The Newport Bermuda Race entry process may seem daunting. But as this report by a former first-timer shows, it’s not all that difficult when done with care. Philip Dickey, the author, skippered his Swan 46 Flying Lady in the 2012...
Michael Keyworth shows how to use a drogue foremergency steering.

Next Offshore Preparedness Seminar, Nov. 7, Westbrook, CT

Addressing the safety, inspection, and other concerns of sailors heading offshore, the next Offshore Preparedness Seminar will be held Saturday Nov. 7 at Pilots Point Marina, Westbrook, CT. Topics include offshore racing safety requirements, navigation and electronic equipment, and preparing the boat...
Royal Mail

Race Bulletin #3, August 20, 2015

Dear Sailors, The 2016 Newport Bermuda Race will include new opportunities for high-performance yachts to compete in celebration of the 50th Thrash to the Onion Patch. We are making a slight change to the St. David’s Lighthouse Division description to...
Flying the Naval Academy's distinctive colors, Swift starts the light-air 2014 race. (Talbot Wilson)

Looking Back: The academy fleet

A highlight of the Newport Bermuda Race has long been the very enthusiastic, and sometimes very successful, participation of  young crews from service academies. When it was first suggested that the US Naval Academy enter a boat in the Bermuda...
Royal Bermuda Yacht Club on the Hamilton waterfront hosts the Newport Bermuda Bace and the King Edward VII Gold Cup Match Racing Championship. (Bob Grieser/PPL)

Looking Back: reaching the goal in hospitable Bermuda

For nearly 110 years, Bermuda Races have started at several American ports.

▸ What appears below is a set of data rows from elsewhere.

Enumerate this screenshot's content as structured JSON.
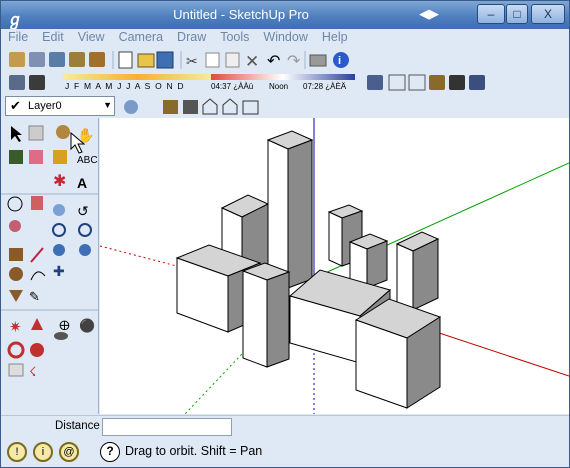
{
  "window": {
    "title": "Untitled - SketchUp Pro",
    "minimize": "–",
    "maximize": "□",
    "close": "X"
  },
  "menu": [
    "File",
    "Edit",
    "View",
    "Camera",
    "Draw",
    "Tools",
    "Window",
    "Help"
  ],
  "shadow_bar": {
    "months": "J F M A M J J A S O N D",
    "time_start": "04:37 ¿ÀÀü",
    "time_noon": "Noon",
    "time_end": "07:28 ¿ÀÈÄ"
  },
  "layer": {
    "name": "Layer0"
  },
  "status": {
    "distance_label": "Distance",
    "distance_value": "",
    "hint": "Drag to orbit.  Shift = Pan"
  },
  "colors": {
    "accent": "#4f7fbf",
    "axis_red": "#c00000",
    "axis_green": "#00a000",
    "axis_blue": "#0000c0"
  }
}
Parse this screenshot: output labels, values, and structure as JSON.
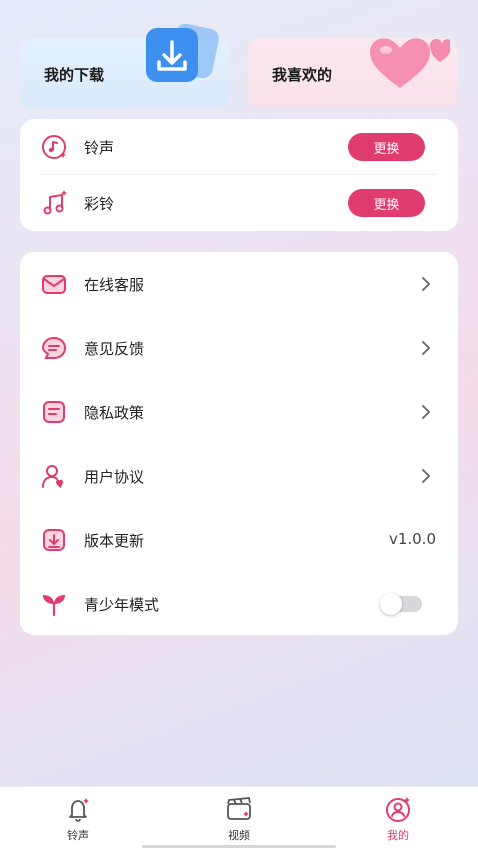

But they all finish at the friendly archipelago that nature and God located 635 miles off the U.S. coast, just enough east of south so the typical race...
Navigator Sheila McCurdy calculated a sextant sight and plots the position suring a vorage in the 1980s. (John Rousmaniere)

Looking Back: A navigator’s race

Here’s a challenge: Sail 635 miles mostly out of sight of land. Cross a chaotic current and then make your landfall on a low island behind a reef. (Oh. . . and you’re navigating a race.) A typical navigator during the...